    Sometimes out of nowhere I get a notion and before too long I am obsessed with bringing it to life.  Kyle and I have had a connection with islands since our first couple of dates. It began as a weekend project, visiting local islands and spending time together in Maine getting to know one another.  It quickly expanded and included talks of Nantucket, Martha’s Vineyard, and more recently Bermuda.  During the summer, I waitress to pay bills as I continue to pursue my dream of being a writer.  In my efforts to support myself and children I have accumulated a boat load of change.  Kyle seems to be a magnet to coins as well and somewhere in a conversation of island hopping we decided to actively start saving our change for a getaway this coming winter.  He shared how his parents collected coins in an old fashioned glass water jug and when it was full had enough to go to Mexico.  Perfect, I thought, now we just need a glass jug.

    My notion of needing a glass jug took me to Just the Thing in Dover this morning.  I quickly found one filled with corks.  It was the exact one I had imagined as collector of coin for our quick, winter getaway.  I asked if they had others, the image of me spending hours to remove the endless supply of corks from the bottle seemed less than appealing.  She sent me to the second floor and within minutes I came back with three antique glass, gallon jugs.   I seem to always get lost in their store, finding so many things I would like to bring back with me to continue making our house into our home.  It’s been a favorite of mine since college, this non shopper could spend hours there if my life allowed the generous reprieve.

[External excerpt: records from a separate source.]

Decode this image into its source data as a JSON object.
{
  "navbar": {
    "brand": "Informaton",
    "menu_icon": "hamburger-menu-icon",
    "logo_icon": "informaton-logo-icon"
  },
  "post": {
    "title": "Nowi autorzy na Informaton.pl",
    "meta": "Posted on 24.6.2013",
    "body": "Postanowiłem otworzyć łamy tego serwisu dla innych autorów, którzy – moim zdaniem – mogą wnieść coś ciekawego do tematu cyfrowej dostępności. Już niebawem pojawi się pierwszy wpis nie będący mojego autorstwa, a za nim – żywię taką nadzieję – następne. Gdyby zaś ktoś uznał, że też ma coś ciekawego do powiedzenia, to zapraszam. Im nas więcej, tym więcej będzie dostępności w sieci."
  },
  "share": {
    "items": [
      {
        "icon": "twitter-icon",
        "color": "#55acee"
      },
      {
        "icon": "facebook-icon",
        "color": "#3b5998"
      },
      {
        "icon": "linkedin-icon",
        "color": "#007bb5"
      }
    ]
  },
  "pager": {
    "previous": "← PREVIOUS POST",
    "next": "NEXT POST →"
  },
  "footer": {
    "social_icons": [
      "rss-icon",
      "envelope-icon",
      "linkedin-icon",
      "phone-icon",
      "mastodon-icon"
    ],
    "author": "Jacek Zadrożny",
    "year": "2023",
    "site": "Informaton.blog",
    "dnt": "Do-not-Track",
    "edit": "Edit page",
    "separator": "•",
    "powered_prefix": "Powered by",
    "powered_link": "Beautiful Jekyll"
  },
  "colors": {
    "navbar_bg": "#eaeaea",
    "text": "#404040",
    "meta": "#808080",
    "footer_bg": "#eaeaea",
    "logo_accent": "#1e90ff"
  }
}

    After I had brought the jugs to the counter and gave the clerk my debit card, I spotted a pair of matching lamps that I thought would look perfect in our bedroom.  I walked over towards the display and was surprised to find the pair were only $59.00.  I questioned if they were marked right and she smiled and said, “we like to keep things affordable here.”  I knew that, and it was one of the reasons I have always loved shopping there.  I promised myself that I would be back after another prosperous weekend of working.  Behind the counter on the wall was a display of original hand carved owls which seemed to be looking down on us as we spoke. They were light, carefree, and beautiful.  For some reason I continued to be drawn to the large tall, white one which stood higher than the rest, closer to the ceiling. After I asked how much it was I commented that I needed to leave before I did something silly and purchased it.  She again smiled and said, “You gotta do what you do.”

    I hesitated as I picked up my bag of glass jugs from the counter and smiled back at her. Her words resonated with me, my feelings and thoughts about my life as late and I couldn’t help but grin at the serendipity found in the moment.  I continue to second guess my journey of becoming a writer as I downplay the relevance of my jobs that support me in being able to follow the dream of one day supporting myself and family with my writing.  I often feel the pull of my old life in the corporate world as if going back to making ridiculous money and giving up so much of my time would deem me more successful in life.  When she looked at me and said the words, “do what you do”, I felt a tug back to somewhere closer to my own heart’s desire and away from what the world may deem the path I should take.  Maybe sometimes in life, just the thing is doing what you do and not what you may think you should be doing.